• **Given information**
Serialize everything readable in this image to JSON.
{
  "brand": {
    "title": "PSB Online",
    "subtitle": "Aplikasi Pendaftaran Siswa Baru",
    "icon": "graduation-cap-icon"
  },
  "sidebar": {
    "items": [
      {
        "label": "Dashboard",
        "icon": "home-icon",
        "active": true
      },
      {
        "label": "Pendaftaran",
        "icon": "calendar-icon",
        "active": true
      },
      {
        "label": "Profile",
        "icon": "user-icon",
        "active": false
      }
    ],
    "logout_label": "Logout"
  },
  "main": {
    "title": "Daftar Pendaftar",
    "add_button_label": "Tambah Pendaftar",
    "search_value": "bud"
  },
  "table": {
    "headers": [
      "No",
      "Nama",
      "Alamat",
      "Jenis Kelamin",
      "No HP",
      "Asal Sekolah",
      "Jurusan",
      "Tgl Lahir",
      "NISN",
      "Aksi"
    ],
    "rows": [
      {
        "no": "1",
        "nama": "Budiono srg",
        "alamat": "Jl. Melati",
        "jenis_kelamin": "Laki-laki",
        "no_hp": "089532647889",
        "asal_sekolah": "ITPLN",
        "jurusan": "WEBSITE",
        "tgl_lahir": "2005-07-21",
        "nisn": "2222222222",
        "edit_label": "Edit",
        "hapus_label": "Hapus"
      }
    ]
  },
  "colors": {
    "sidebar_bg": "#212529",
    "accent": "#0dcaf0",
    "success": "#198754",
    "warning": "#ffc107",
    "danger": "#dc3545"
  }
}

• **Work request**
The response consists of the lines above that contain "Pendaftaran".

• **Result of the task**
    "subtitle": "Aplikasi Pendaftaran Siswa Baru",
        "label": "Pendaftaran",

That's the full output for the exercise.